# [What is needed]
Every line in the records below that holds the word "name" is to be copied.

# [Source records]
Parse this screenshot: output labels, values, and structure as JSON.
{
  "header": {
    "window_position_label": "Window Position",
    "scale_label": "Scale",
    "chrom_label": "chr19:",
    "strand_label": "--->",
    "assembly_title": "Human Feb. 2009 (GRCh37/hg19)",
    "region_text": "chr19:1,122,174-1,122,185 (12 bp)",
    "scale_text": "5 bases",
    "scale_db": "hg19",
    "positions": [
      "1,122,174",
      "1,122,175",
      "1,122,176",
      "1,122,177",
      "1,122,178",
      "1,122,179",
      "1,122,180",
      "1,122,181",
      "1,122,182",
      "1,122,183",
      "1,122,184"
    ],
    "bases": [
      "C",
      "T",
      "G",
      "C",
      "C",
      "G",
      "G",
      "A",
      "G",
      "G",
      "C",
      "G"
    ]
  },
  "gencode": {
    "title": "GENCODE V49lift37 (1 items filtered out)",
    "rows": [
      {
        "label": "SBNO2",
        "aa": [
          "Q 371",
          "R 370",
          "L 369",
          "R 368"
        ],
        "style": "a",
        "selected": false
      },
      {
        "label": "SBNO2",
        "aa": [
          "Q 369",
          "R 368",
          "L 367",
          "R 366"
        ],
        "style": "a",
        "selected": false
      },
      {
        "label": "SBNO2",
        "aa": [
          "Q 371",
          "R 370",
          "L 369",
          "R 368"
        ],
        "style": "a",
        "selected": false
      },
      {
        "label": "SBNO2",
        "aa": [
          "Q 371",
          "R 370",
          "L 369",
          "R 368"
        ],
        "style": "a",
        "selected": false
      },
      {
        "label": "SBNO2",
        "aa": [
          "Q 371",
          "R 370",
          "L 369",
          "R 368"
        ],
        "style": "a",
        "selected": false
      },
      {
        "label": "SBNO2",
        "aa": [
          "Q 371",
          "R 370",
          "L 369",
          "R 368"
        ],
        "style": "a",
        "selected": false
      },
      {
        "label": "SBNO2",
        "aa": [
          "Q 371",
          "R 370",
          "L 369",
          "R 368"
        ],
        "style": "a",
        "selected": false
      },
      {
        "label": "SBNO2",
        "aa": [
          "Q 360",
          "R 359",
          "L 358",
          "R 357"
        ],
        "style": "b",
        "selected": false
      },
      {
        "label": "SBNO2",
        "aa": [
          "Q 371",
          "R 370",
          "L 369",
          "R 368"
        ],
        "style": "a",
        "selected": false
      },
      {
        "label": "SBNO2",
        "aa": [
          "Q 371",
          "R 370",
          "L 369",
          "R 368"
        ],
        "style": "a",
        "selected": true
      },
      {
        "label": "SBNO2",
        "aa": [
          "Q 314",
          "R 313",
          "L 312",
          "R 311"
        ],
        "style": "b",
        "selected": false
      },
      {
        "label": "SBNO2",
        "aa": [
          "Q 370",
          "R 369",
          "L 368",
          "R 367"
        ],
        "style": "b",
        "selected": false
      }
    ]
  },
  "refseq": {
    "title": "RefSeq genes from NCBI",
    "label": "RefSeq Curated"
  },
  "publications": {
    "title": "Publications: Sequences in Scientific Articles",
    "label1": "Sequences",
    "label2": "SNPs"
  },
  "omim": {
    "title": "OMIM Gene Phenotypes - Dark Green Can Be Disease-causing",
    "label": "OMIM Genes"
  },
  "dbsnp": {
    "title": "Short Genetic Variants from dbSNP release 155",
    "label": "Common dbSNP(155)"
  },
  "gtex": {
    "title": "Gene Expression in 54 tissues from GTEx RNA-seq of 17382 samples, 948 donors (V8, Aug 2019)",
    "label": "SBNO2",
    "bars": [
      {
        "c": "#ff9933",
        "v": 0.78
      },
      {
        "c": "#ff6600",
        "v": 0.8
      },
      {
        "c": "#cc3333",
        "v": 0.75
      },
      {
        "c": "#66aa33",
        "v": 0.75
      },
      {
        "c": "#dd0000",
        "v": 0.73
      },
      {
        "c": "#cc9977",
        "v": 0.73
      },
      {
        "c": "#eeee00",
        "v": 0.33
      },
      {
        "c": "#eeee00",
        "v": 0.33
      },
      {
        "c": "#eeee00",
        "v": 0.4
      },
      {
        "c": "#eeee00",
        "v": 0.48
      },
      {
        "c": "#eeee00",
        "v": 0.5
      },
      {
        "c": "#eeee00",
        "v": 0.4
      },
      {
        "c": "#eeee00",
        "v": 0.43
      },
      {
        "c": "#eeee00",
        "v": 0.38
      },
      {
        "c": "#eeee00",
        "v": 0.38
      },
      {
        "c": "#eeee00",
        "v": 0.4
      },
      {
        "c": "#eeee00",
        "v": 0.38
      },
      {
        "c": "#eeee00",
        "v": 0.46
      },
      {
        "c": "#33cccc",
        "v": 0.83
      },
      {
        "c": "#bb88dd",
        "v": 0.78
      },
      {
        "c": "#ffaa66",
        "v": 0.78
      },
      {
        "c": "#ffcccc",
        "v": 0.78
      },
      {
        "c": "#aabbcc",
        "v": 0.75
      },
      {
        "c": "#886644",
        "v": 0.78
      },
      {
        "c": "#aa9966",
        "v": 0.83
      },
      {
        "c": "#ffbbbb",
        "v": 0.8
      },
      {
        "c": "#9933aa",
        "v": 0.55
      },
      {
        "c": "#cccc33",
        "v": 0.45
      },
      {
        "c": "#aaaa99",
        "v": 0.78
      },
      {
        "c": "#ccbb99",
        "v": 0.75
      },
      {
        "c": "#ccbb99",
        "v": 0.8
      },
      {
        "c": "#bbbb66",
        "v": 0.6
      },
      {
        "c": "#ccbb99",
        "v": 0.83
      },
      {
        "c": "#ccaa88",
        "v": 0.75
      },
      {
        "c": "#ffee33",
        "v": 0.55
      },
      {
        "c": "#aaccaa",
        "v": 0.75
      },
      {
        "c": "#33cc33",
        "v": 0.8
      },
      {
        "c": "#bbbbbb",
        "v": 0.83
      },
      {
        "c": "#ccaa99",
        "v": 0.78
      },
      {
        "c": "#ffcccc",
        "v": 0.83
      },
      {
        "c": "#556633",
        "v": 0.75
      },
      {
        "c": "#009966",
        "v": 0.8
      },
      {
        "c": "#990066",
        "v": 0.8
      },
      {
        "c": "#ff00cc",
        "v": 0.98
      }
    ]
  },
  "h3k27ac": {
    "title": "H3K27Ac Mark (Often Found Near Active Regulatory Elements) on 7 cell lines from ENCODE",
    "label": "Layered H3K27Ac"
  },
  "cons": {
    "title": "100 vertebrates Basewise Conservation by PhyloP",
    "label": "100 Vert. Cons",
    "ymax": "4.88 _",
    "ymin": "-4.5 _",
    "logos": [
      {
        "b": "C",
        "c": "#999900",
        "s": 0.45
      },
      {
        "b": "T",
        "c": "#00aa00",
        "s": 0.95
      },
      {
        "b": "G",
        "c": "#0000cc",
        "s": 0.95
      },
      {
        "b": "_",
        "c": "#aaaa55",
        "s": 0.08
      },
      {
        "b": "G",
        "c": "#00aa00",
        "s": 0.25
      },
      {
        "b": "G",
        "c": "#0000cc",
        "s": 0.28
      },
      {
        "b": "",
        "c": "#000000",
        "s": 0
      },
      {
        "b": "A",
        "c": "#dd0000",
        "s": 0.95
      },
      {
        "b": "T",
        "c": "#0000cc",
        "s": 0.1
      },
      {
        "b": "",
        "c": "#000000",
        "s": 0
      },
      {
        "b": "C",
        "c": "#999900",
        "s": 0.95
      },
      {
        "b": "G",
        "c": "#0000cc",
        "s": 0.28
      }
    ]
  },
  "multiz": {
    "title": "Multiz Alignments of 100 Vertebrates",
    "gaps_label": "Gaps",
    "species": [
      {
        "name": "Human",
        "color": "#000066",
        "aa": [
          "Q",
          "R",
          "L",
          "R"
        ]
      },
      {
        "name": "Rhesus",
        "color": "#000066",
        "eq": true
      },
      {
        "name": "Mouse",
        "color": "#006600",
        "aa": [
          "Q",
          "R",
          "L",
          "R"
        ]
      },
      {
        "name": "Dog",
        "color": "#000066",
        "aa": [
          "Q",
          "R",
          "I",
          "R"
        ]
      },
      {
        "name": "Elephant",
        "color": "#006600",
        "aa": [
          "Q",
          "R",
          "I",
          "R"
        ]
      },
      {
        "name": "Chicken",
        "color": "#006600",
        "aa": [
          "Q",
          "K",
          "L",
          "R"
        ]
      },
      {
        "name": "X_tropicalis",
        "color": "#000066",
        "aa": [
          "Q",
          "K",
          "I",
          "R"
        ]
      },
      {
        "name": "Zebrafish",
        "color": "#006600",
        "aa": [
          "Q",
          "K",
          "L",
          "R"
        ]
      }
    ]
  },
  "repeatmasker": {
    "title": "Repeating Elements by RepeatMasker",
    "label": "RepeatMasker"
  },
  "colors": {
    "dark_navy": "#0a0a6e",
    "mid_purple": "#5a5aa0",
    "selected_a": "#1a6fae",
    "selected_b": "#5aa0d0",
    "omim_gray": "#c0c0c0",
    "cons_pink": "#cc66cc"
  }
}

# [Solution to this exercise]
        "name": "Human",
        "name": "Rhesus",
        "name": "Mouse",
        "name": "Dog",
        "name": "Elephant",
        "name": "Chicken",
        "name": "X_tropicalis",
        "name": "Zebrafish",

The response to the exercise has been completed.